RECORDS FOR THIS TASK:
▬▬▬▬▬▬

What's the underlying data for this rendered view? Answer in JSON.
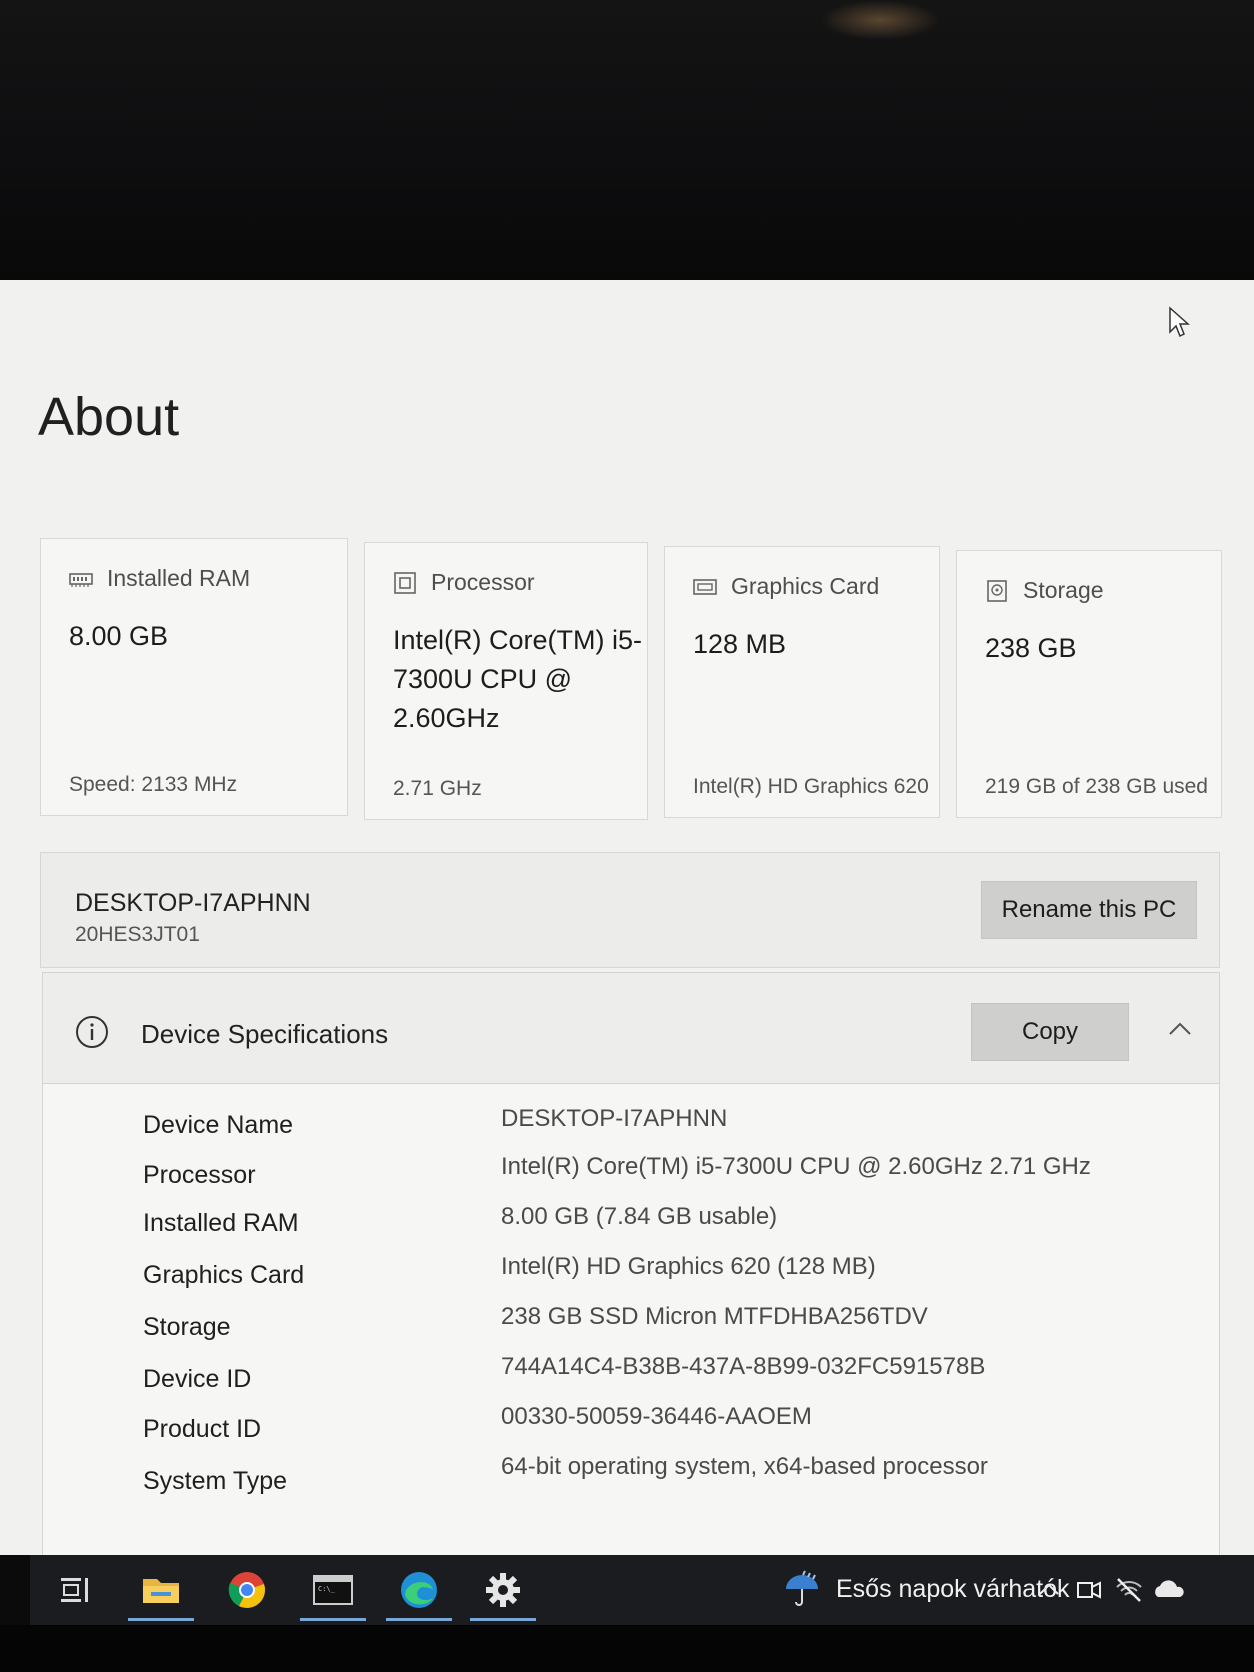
{
  "page": {
    "title": "About",
    "cards": [
      {
        "label": "Installed RAM",
        "icon": "ram-icon",
        "value": "8.00 GB",
        "footer": "Speed: 2133 MHz"
      },
      {
        "label": "Processor",
        "icon": "processor-icon",
        "value": "Intel(R) Core(TM) i5-7300U CPU @ 2.60GHz",
        "footer": "2.71 GHz"
      },
      {
        "label": "Graphics Card",
        "icon": "graphics-card-icon",
        "value": "128 MB",
        "footer": "Intel(R) HD Graphics 620"
      },
      {
        "label": "Storage",
        "icon": "storage-icon",
        "value": "238 GB",
        "footer": "219 GB of 238 GB used"
      }
    ],
    "pc": {
      "name": "DESKTOP-I7APHNN",
      "model": "20HES3JT01",
      "rename_label": "Rename this PC"
    },
    "specs": {
      "title": "Device Specifications",
      "copy_label": "Copy",
      "rows": [
        {
          "key": "Device Name",
          "value": "DESKTOP-I7APHNN"
        },
        {
          "key": "Processor",
          "value": "Intel(R) Core(TM) i5-7300U CPU @ 2.60GHz   2.71 GHz"
        },
        {
          "key": "Installed RAM",
          "value": "8.00 GB (7.84 GB usable)"
        },
        {
          "key": "Graphics Card",
          "value": "Intel(R) HD Graphics 620 (128 MB)"
        },
        {
          "key": "Storage",
          "value": "238 GB SSD Micron MTFDHBA256TDV"
        },
        {
          "key": "Device ID",
          "value": "744A14C4-B38B-437A-8B99-032FC591578B"
        },
        {
          "key": "Product ID",
          "value": "00330-50059-36446-AAOEM"
        },
        {
          "key": "System Type",
          "value": "64-bit operating system, x64-based processor"
        }
      ]
    }
  },
  "taskbar": {
    "apps": [
      "task-view-icon",
      "file-explorer-icon",
      "chrome-icon",
      "terminal-icon",
      "edge-icon",
      "settings-icon"
    ],
    "weather_text": "Esős napok várhatók",
    "tray_icons": [
      "chevron-up-icon",
      "meet-now-icon",
      "network-off-icon",
      "onedrive-icon"
    ]
  }
}
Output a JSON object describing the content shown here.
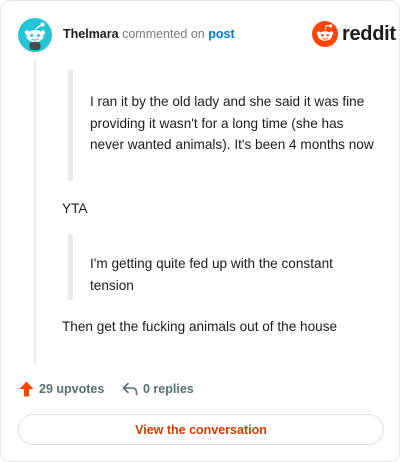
{
  "header": {
    "username": "Thelmara",
    "commented_text": "commented on",
    "post_link": "post",
    "brand": "reddit",
    "brand_color": "#ff4500",
    "avatar_icon": "snoo-avatar-icon"
  },
  "comment": {
    "quote1": "I ran it by the old lady and she said it was fine providing it wasn't for a long time (she has never wanted animals). It's been 4 months now",
    "reply1": "YTA",
    "quote2": "I'm getting quite fed up with the constant tension",
    "reply2": "Then get the fucking animals out of the house"
  },
  "footer": {
    "upvotes": "29 upvotes",
    "replies": "0 replies",
    "view_button": "View the conversation",
    "upvote_color": "#ff4500",
    "link_color": "#d93a00"
  }
}
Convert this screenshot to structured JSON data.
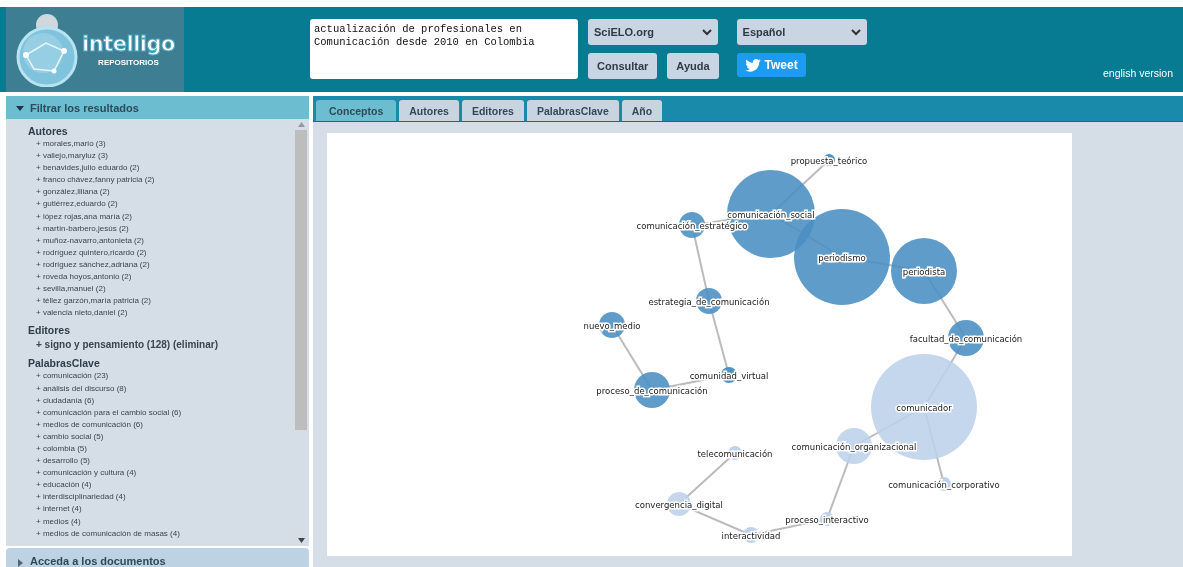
{
  "logo": {
    "name": "intelligo",
    "subtitle": "REPOSITORIOS"
  },
  "search": {
    "value": "actualización de profesionales en Comunicación desde 2010 en Colombia"
  },
  "source_select": {
    "value": "SciELO.org"
  },
  "language_select": {
    "value": "Español"
  },
  "buttons": [
    "Consultar",
    "Ayuda"
  ],
  "tweet_button": {
    "label": "Tweet"
  },
  "english_link": "english version",
  "filter_panel": {
    "title": "Filtrar los resultados",
    "expanded": true,
    "groups": [
      {
        "title": "Autores",
        "kind": "list",
        "items": [
          "+ morales,mario (3)",
          "+ vallejo,maryluz (3)",
          "+ benavides,julio eduardo (2)",
          "+ franco chávez,fanny patricia (2)",
          "+ gonzález,liliana (2)",
          "+ gutiérrez,eduardo (2)",
          "+ lópez rojas,ana maría (2)",
          "+ martín-barbero,jesús (2)",
          "+ muñoz-navarro,antonieta (2)",
          "+ rodríguez quintero,ricardo (2)",
          "+ rodríguez sánchez,adriana (2)",
          "+ roveda hoyos,antonio (2)",
          "+ sevilla,manuel (2)",
          "+ téllez garzón,maría patricia (2)",
          "+ valencia nieto,daniel (2)"
        ]
      },
      {
        "title": "Editores",
        "kind": "applied",
        "items": [
          "+ signo y pensamiento (128) (eliminar)"
        ]
      },
      {
        "title": "PalabrasClave",
        "kind": "list",
        "items": [
          "+ comunicación (23)",
          "+ análisis del discurso (8)",
          "+ ciudadanía (6)",
          "+ comunicación para el cambio social (6)",
          "+ medios de comunicación (6)",
          "+ cambio social (5)",
          "+ colombia (5)",
          "+ desarrollo (5)",
          "+ comunicación y cultura (4)",
          "+ educación (4)",
          "+ interdisciplinariedad (4)",
          "+ internet (4)",
          "+ medios (4)",
          "+ medios de comunicación de masas (4)"
        ]
      }
    ]
  },
  "documents_panel": {
    "title": "Acceda a los documentos",
    "expanded": false
  },
  "tabs": [
    {
      "label": "Conceptos",
      "selected": true
    },
    {
      "label": "Autores",
      "selected": false
    },
    {
      "label": "Editores",
      "selected": false
    },
    {
      "label": "PalabrasClave",
      "selected": false
    },
    {
      "label": "Año",
      "selected": false
    }
  ],
  "graph": {
    "nodes": [
      {
        "label": "propuesta_teórico",
        "color": "#4a8ec2"
      },
      {
        "label": "comunicación_social",
        "color": "#4a8ec2"
      },
      {
        "label": "comunicación_estratégico",
        "color": "#4a8ec2"
      },
      {
        "label": "periodismo",
        "color": "#4a8ec2"
      },
      {
        "label": "periodista",
        "color": "#4a8ec2"
      },
      {
        "label": "estrategia_de_comunicación",
        "color": "#4a8ec2"
      },
      {
        "label": "nuevo_medio",
        "color": "#4a8ec2"
      },
      {
        "label": "facultad_de_comunicación",
        "color": "#4a8ec2"
      },
      {
        "label": "comunidad_virtual",
        "color": "#4a8ec2"
      },
      {
        "label": "proceso_de_comunicación",
        "color": "#4a8ec2"
      },
      {
        "label": "comunicador",
        "color": "#bdd1ea"
      },
      {
        "label": "comunicación_organizacional",
        "color": "#bdd1ea"
      },
      {
        "label": "telecomunicación",
        "color": "#bdd1ea"
      },
      {
        "label": "comunicación_corporativo",
        "color": "#bdd1ea"
      },
      {
        "label": "convergencia_digital",
        "color": "#bdd1ea"
      },
      {
        "label": "proceso_interactivo",
        "color": "#bdd1ea"
      },
      {
        "label": "interactividad",
        "color": "#bdd1ea"
      }
    ]
  }
}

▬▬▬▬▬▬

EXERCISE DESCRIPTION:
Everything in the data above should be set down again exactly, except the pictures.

EXERCISE RESPONSE:
What's the underlying data for this rendered view? Answer in JSON.
{
  "page": {
    "title": "About",
    "cards": [
      {
        "label": "Installed RAM",
        "icon": "ram-icon",
        "value": "8.00 GB",
        "footer": "Speed: 2133 MHz"
      },
      {
        "label": "Processor",
        "icon": "processor-icon",
        "value": "Intel(R) Core(TM) i5-7300U CPU @ 2.60GHz",
        "footer": "2.71 GHz"
      },
      {
        "label": "Graphics Card",
        "icon": "graphics-card-icon",
        "value": "128 MB",
        "footer": "Intel(R) HD Graphics 620"
      },
      {
        "label": "Storage",
        "icon": "storage-icon",
        "value": "238 GB",
        "footer": "219 GB of 238 GB used"
      }
    ],
    "pc": {
      "name": "DESKTOP-I7APHNN",
      "model": "20HES3JT01",
      "rename_label": "Rename this PC"
    },
    "specs": {
      "title": "Device Specifications",
      "copy_label": "Copy",
      "rows": [
        {
          "key": "Device Name",
          "value": "DESKTOP-I7APHNN"
        },
        {
          "key": "Processor",
          "value": "Intel(R) Core(TM) i5-7300U CPU @ 2.60GHz   2.71 GHz"
        },
        {
          "key": "Installed RAM",
          "value": "8.00 GB (7.84 GB usable)"
        },
        {
          "key": "Graphics Card",
          "value": "Intel(R) HD Graphics 620 (128 MB)"
        },
        {
          "key": "Storage",
          "value": "238 GB SSD Micron MTFDHBA256TDV"
        },
        {
          "key": "Device ID",
          "value": "744A14C4-B38B-437A-8B99-032FC591578B"
        },
        {
          "key": "Product ID",
          "value": "00330-50059-36446-AAOEM"
        },
        {
          "key": "System Type",
          "value": "64-bit operating system, x64-based processor"
        }
      ]
    }
  },
  "taskbar": {
    "apps": [
      "task-view-icon",
      "file-explorer-icon",
      "chrome-icon",
      "terminal-icon",
      "edge-icon",
      "settings-icon"
    ],
    "weather_text": "Esős napok várhatók",
    "tray_icons": [
      "chevron-up-icon",
      "meet-now-icon",
      "network-off-icon",
      "onedrive-icon"
    ]
  }
}
Output a JSON object describing the content shown here.
{
  "header": {
    "username": "Thelmara",
    "commented_text": "commented on",
    "post_link": "post",
    "brand": "reddit",
    "brand_color": "#ff4500",
    "avatar_icon": "snoo-avatar-icon"
  },
  "comment": {
    "quote1": "I ran it by the old lady and she said it was fine providing it wasn't for a long time (she has never wanted animals). It's been 4 months now",
    "reply1": "YTA",
    "quote2": "I'm getting quite fed up with the constant tension",
    "reply2": "Then get the fucking animals out of the house"
  },
  "footer": {
    "upvotes": "29 upvotes",
    "replies": "0 replies",
    "view_button": "View the conversation",
    "upvote_color": "#ff4500",
    "link_color": "#d93a00"
  }
}
Convert this screenshot to structured JSON data.
{
  "logo": {
    "name": "intelligo",
    "subtitle": "REPOSITORIOS"
  },
  "search": {
    "value": "actualización de profesionales en Comunicación desde 2010 en Colombia"
  },
  "source_select": {
    "value": "SciELO.org"
  },
  "language_select": {
    "value": "Español"
  },
  "buttons": [
    "Consultar",
    "Ayuda"
  ],
  "tweet_button": {
    "label": "Tweet"
  },
  "english_link": "english version",
  "filter_panel": {
    "title": "Filtrar los resultados",
    "expanded": true,
    "groups": [
      {
        "title": "Autores",
        "kind": "list",
        "items": [
          "+ morales,mario (3)",
          "+ vallejo,maryluz (3)",
          "+ benavides,julio eduardo (2)",
          "+ franco chávez,fanny patricia (2)",
          "+ gonzález,liliana (2)",
          "+ gutiérrez,eduardo (2)",
          "+ lópez rojas,ana maría (2)",
          "+ martín-barbero,jesús (2)",
          "+ muñoz-navarro,antonieta (2)",
          "+ rodríguez quintero,ricardo (2)",
          "+ rodríguez sánchez,adriana (2)",
          "+ roveda hoyos,antonio (2)",
          "+ sevilla,manuel (2)",
          "+ téllez garzón,maría patricia (2)",
          "+ valencia nieto,daniel (2)"
        ]
      },
      {
        "title": "Editores",
        "kind": "applied",
        "items": [
          "+ signo y pensamiento (128) (eliminar)"
        ]
      },
      {
        "title": "PalabrasClave",
        "kind": "list",
        "items": [
          "+ comunicación (23)",
          "+ análisis del discurso (8)",
          "+ ciudadanía (6)",
          "+ comunicación para el cambio social (6)",
          "+ medios de comunicación (6)",
          "+ cambio social (5)",
          "+ colombia (5)",
          "+ desarrollo (5)",
          "+ comunicación y cultura (4)",
          "+ educación (4)",
          "+ interdisciplinariedad (4)",
          "+ internet (4)",
          "+ medios (4)",
          "+ medios de comunicación de masas (4)"
        ]
      }
    ]
  },
  "documents_panel": {
    "title": "Acceda a los documentos",
    "expanded": false
  },
  "tabs": [
    {
      "label": "Conceptos",
      "selected": true
    },
    {
      "label": "Autores",
      "selected": false
    },
    {
      "label": "Editores",
      "selected": false
    },
    {
      "label": "PalabrasClave",
      "selected": false
    },
    {
      "label": "Año",
      "selected": false
    }
  ],
  "graph": {
    "nodes": [
      {
        "label": "propuesta_teórico",
        "color": "#4a8ec2"
      },
      {
        "label": "comunicación_social",
        "color": "#4a8ec2"
      },
      {
        "label": "comunicación_estratégico",
        "color": "#4a8ec2"
      },
      {
        "label": "periodismo",
        "color": "#4a8ec2"
      },
      {
        "label": "periodista",
        "color": "#4a8ec2"
      },
      {
        "label": "estrategia_de_comunicación",
        "color": "#4a8ec2"
      },
      {
        "label": "nuevo_medio",
        "color": "#4a8ec2"
      },
      {
        "label": "facultad_de_comunicación",
        "color": "#4a8ec2"
      },
      {
        "label": "comunidad_virtual",
        "color": "#4a8ec2"
      },
      {
        "label": "proceso_de_comunicación",
        "color": "#4a8ec2"
      },
      {
        "label": "comunicador",
        "color": "#bdd1ea"
      },
      {
        "label": "comunicación_organizacional",
        "color": "#bdd1ea"
      },
      {
        "label": "telecomunicación",
        "color": "#bdd1ea"
      },
      {
        "label": "comunicación_corporativo",
        "color": "#bdd1ea"
      },
      {
        "label": "convergencia_digital",
        "color": "#bdd1ea"
      },
      {
        "label": "proceso_interactivo",
        "color": "#bdd1ea"
      },
      {
        "label": "interactividad",
        "color": "#bdd1ea"
      }
    ]
  }
}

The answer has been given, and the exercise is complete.